Many have to wonder what is monetary manipulation vs dollar worth and of course the dollar has so much worth compared to other currency just because of our military prowess and past world acceptance. Certainly fiscal responsibility and natural resources have a huge part in determining who you want to bet on, and often you have to bet on the biggest influence in the room, until he dies of a heart attack
BTW Mike G, China and Japan will soon be trading sans US dollars, and India will soon be buying it's oil from Iran with Gold!!!
Yes the more we discuss monetary policy and fiscal policy and foreign policy the more I'm reminded what a choice lies before us "in the most important election of our lifetime".
How many times have I heard that line of bull before? What will be the line in 2016??? I hope you looked at the link and got a few chuckles out of it.
It has been fascinating to be a part of this.
The top line of this thread is why vote for Romney?
The long line of posts points to the singular fact that Ron Paul has defined the discussion....We are talking about the FED...Top most issue in the Romney Campaign...No...Any campaign brought this up....?
Monetary Policy...top most in the Romney Campaign...Then again maybe not....I can't think of a campaign that has brought up monetary policy...or then again maybe one.
I think what has been demonstrated by this thread is that the reason to vote for Mitt Romney is his total lack of ability to drive the discussion.
I will not count Ron Paul out until the last round of voting in Tampa...That will be the only round that counts...We can all fish from there.
You are entitled to conclude that "we are broke"
China and Japan no longer trade with each other in dollars....We have just passed the crest of first hill of the rollercoaster...I worked at a point in time at an Amusement Park....with a 100 year old wooden coaster...The ride is given from that point.
What do we have to back it up?
You are correct.
The take away in the article I linked from Capitalism Magazine is that it's foolish and harmful to entrust policy makers to be smart enough to steer the US economy. Yet that is the impossible mission of the Fed, given it by Congress

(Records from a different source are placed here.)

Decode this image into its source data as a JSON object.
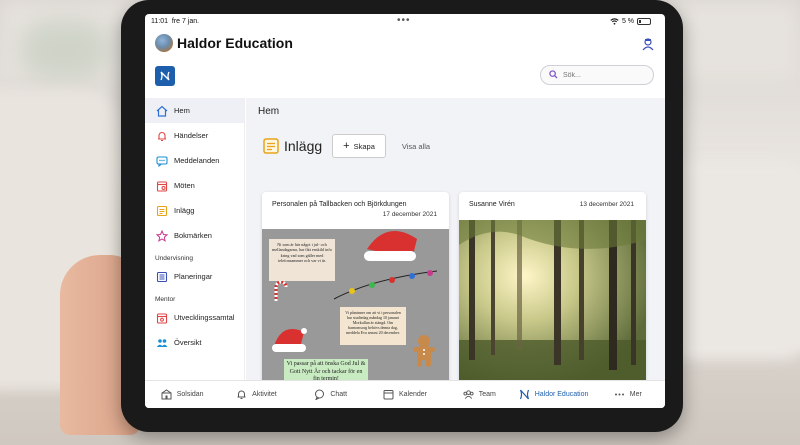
{
  "status_bar": {
    "time": "11:01",
    "date": "fre 7 jan.",
    "dots": "•••",
    "battery": "5 %"
  },
  "app": {
    "title": "Haldor Education"
  },
  "search": {
    "placeholder": "Sök..."
  },
  "sidebar": {
    "items": [
      {
        "label": "Hem",
        "icon": "home-icon",
        "color": "#2f6fd6"
      },
      {
        "label": "Händelser",
        "icon": "bell-icon",
        "color": "#e04545"
      },
      {
        "label": "Meddelanden",
        "icon": "chat-icon",
        "color": "#1a8fd6"
      },
      {
        "label": "Möten",
        "icon": "calendar-icon",
        "color": "#e04545"
      },
      {
        "label": "Inlägg",
        "icon": "news-icon",
        "color": "#e8a319"
      },
      {
        "label": "Bokmärken",
        "icon": "star-icon",
        "color": "#c73a8e"
      }
    ],
    "section_undervisning": "Undervisning",
    "undervisning_items": [
      {
        "label": "Planeringar",
        "icon": "planning-icon",
        "color": "#3b4fb8"
      }
    ],
    "section_mentor": "Mentor",
    "mentor_items": [
      {
        "label": "Utvecklingssamtal",
        "icon": "meeting-icon",
        "color": "#e04545"
      },
      {
        "label": "Översikt",
        "icon": "people-icon",
        "color": "#1a8fd6"
      }
    ]
  },
  "main": {
    "page_title": "Hem",
    "section_title": "Inlägg",
    "create_label": "Skapa",
    "view_all_label": "Visa alla",
    "cards": [
      {
        "title": "Personalen på Tallbacken och Björkdungen",
        "date": "17 december 2021",
        "note1": "Ni som är här något i jul- och mellandagarna, har fått enskild info kring vad som gäller med telefonsammer och var vi är.",
        "note2": "Vi påminner om att vi i personalen har studiedag måndag 10 januari Morkullan är stängd. Om barnomsorg behövs denna dag, meddela Eva senast 20 december.",
        "note3": "Vi passar på att önska God Jul & Gott Nytt År och tackar för en fin termin!"
      },
      {
        "title": "Susanne Virén",
        "date": "13 december 2021"
      }
    ]
  },
  "tabbar": [
    {
      "label": "Solsidan",
      "icon": "school-icon"
    },
    {
      "label": "Aktivitet",
      "icon": "bell-icon"
    },
    {
      "label": "Chatt",
      "icon": "chat-icon"
    },
    {
      "label": "Kalender",
      "icon": "calendar-icon"
    },
    {
      "label": "Team",
      "icon": "team-icon"
    },
    {
      "label": "Haldor Education",
      "icon": "haldor-logo-icon",
      "active": true
    },
    {
      "label": "Mer",
      "icon": "more-icon"
    }
  ],
  "colors": {
    "brand": "#1e5fad",
    "active_bg": "#eef0f5"
  }
}
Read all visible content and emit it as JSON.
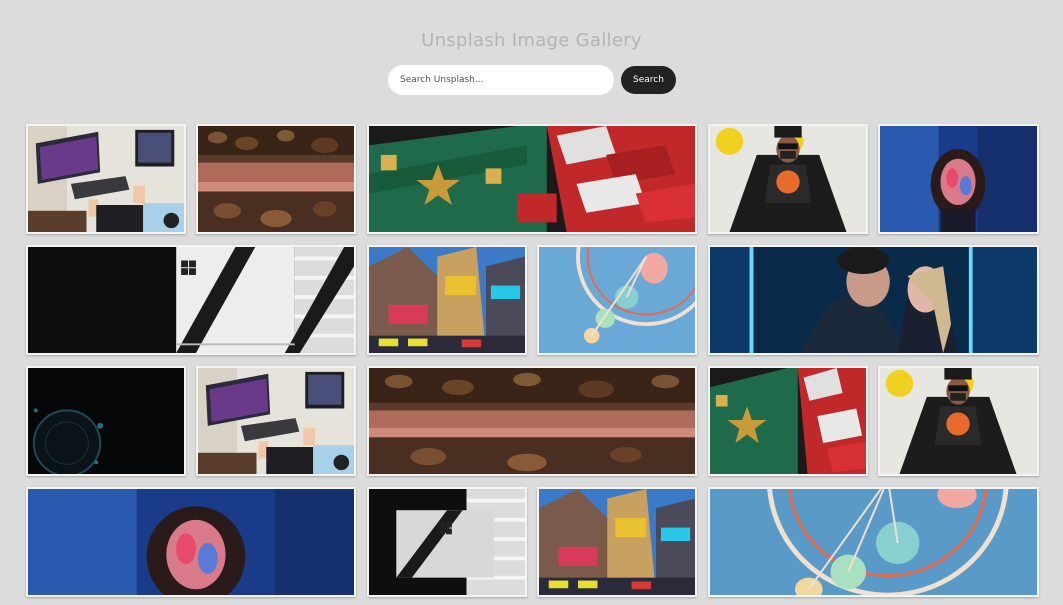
{
  "header": {
    "title": "Unsplash Image Gallery"
  },
  "search": {
    "placeholder": "Search Unsplash...",
    "value": "",
    "button_label": "Search"
  },
  "gallery": {
    "images": [
      {
        "subject": "desk-computer"
      },
      {
        "subject": "abstract-paint"
      },
      {
        "subject": "chinatown-signs"
      },
      {
        "subject": "kenzo-person"
      },
      {
        "subject": "neon-portrait"
      },
      {
        "subject": "shadow-laptop"
      },
      {
        "subject": "times-square"
      },
      {
        "subject": "ferris-wheel"
      },
      {
        "subject": "neon-couple"
      },
      {
        "subject": "dark-circle"
      },
      {
        "subject": "desk-computer"
      },
      {
        "subject": "abstract-paint"
      },
      {
        "subject": "chinatown-signs"
      },
      {
        "subject": "kenzo-person"
      },
      {
        "subject": "neon-portrait"
      },
      {
        "subject": "shadow-laptop"
      },
      {
        "subject": "times-square"
      },
      {
        "subject": "ferris-wheel"
      }
    ]
  }
}
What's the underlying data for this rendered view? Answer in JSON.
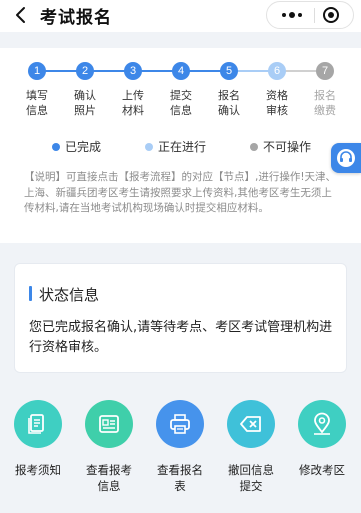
{
  "header": {
    "title": "考试报名",
    "back_icon": "chevron-left-icon"
  },
  "steps": [
    {
      "num": "1",
      "label": "填写\n信息",
      "state": "done"
    },
    {
      "num": "2",
      "label": "确认\n照片",
      "state": "done"
    },
    {
      "num": "3",
      "label": "上传\n材料",
      "state": "done"
    },
    {
      "num": "4",
      "label": "提交\n信息",
      "state": "done"
    },
    {
      "num": "5",
      "label": "报名\n确认",
      "state": "done"
    },
    {
      "num": "6",
      "label": "资格\n审核",
      "state": "progress"
    },
    {
      "num": "7",
      "label": "报名\n缴费",
      "state": "disabled"
    }
  ],
  "legend": {
    "done": "已完成",
    "progress": "正在进行",
    "disabled": "不可操作"
  },
  "colors": {
    "done": "#3d87e8",
    "progress": "#a9cdf6",
    "disabled": "#a6a6a6"
  },
  "note": "【说明】可直接点击【报考流程】的对应【节点】,进行操作!天津、上海、新疆兵团考区考生请按照要求上传资料,其他考区考生无须上传材料,请在当地考试机构现场确认时提交相应材料。",
  "status": {
    "title": "状态信息",
    "text": "您已完成报名确认,请等待考点、考区考试管理机构进行资格审核。"
  },
  "actions": [
    {
      "label": "报考须知",
      "icon": "document-icon",
      "color": "#3fcfc2"
    },
    {
      "label": "查看报考\n信息",
      "icon": "info-card-icon",
      "color": "#3fcfaa"
    },
    {
      "label": "查看报名\n表",
      "icon": "printer-icon",
      "color": "#4693ec"
    },
    {
      "label": "撤回信息\n提交",
      "icon": "backspace-icon",
      "color": "#3fc1d9"
    },
    {
      "label": "修改考区",
      "icon": "location-pin-icon",
      "color": "#3fcfc2"
    }
  ]
}
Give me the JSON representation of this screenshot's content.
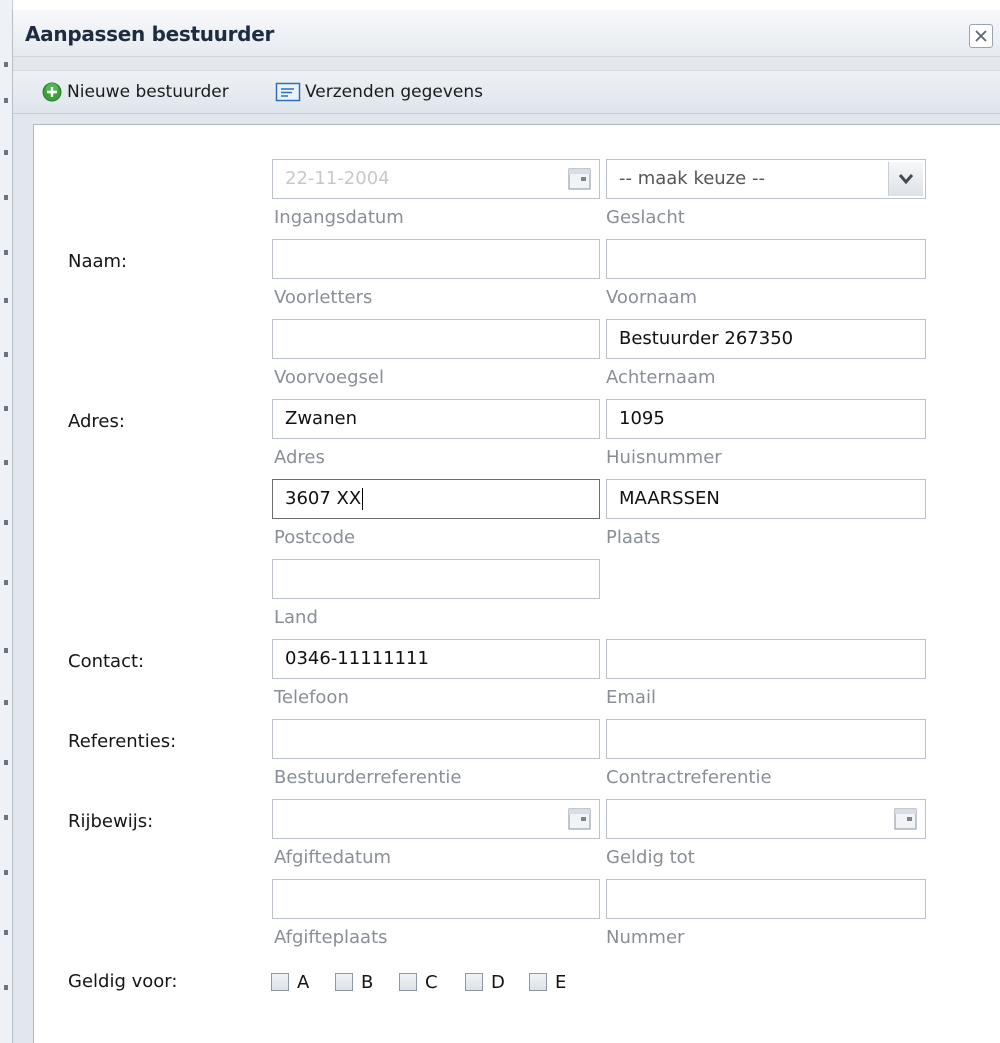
{
  "window": {
    "title": "Aanpassen bestuurder"
  },
  "toolbar": {
    "new_label": "Nieuwe bestuurder",
    "send_label": "Verzenden gegevens"
  },
  "labels": {
    "naam": "Naam:",
    "adres": "Adres:",
    "contact": "Contact:",
    "referenties": "Referenties:",
    "rijbewijs": "Rijbewijs:",
    "geldig_voor": "Geldig voor:"
  },
  "fields": {
    "ingangsdatum": {
      "value": "22-11-2004",
      "label": "Ingangsdatum"
    },
    "geslacht": {
      "value": "-- maak keuze --",
      "label": "Geslacht"
    },
    "voorletters": {
      "value": "",
      "label": "Voorletters"
    },
    "voornaam": {
      "value": "",
      "label": "Voornaam"
    },
    "voorvoegsel": {
      "value": "",
      "label": "Voorvoegsel"
    },
    "achternaam": {
      "value": "Bestuurder 267350",
      "label": "Achternaam"
    },
    "adres": {
      "value": "Zwanen",
      "label": "Adres"
    },
    "huisnummer": {
      "value": "1095",
      "label": "Huisnummer"
    },
    "postcode": {
      "value": "3607 XX",
      "label": "Postcode"
    },
    "plaats": {
      "value": "MAARSSEN",
      "label": "Plaats"
    },
    "land": {
      "value": "",
      "label": "Land"
    },
    "telefoon": {
      "value": "0346-11111111",
      "label": "Telefoon"
    },
    "email": {
      "value": "",
      "label": "Email"
    },
    "bestuurderreferentie": {
      "value": "",
      "label": "Bestuurderreferentie"
    },
    "contractreferentie": {
      "value": "",
      "label": "Contractreferentie"
    },
    "afgiftedatum": {
      "value": "",
      "label": "Afgiftedatum"
    },
    "geldig_tot": {
      "value": "",
      "label": "Geldig tot"
    },
    "afgifteplaats": {
      "value": "",
      "label": "Afgifteplaats"
    },
    "nummer": {
      "value": "",
      "label": "Nummer"
    }
  },
  "license_classes": [
    {
      "label": "A",
      "checked": false
    },
    {
      "label": "B",
      "checked": false
    },
    {
      "label": "C",
      "checked": false
    },
    {
      "label": "D",
      "checked": false
    },
    {
      "label": "E",
      "checked": false
    }
  ],
  "colors": {
    "title_text": "#1d2c3f",
    "add_icon_green": "#3aa13a",
    "send_icon_blue": "#2f6fb8",
    "disabled_text": "#c5c9ce",
    "sub_label": "#8a8f96"
  },
  "icons": {
    "close": "close-icon",
    "add": "plus-circle-icon",
    "send": "form-send-icon",
    "calendar": "calendar-icon",
    "dropdown": "chevron-down-icon"
  }
}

That is in a sentence why the FED fails.
Your point about inflation is an interesting one. Austrian Economics ties inflation to debasement. Other schools tie it to rising prices...one debasement is a cause...the other rising prices is a symptom...not the only symptom....when prices should correct the injection of more dollars...debasement...can slow that...making the correction slower...less valid...hold us in a longer fall.
"The American Enterprise Institute, on Wednesday to deliver the message that the Obama administration is determined to avoid the automatic cuts which take effect in January, and is pushing ahead with a strategic pivot from Iraq and Afghanistan to the Pacific Rim." snip end
Strategic? pivot? shoot Obama shoot the Rim is open.
This is pure neocon thought from Obama and what does Romney promise not to nation build ala Bush in 2000?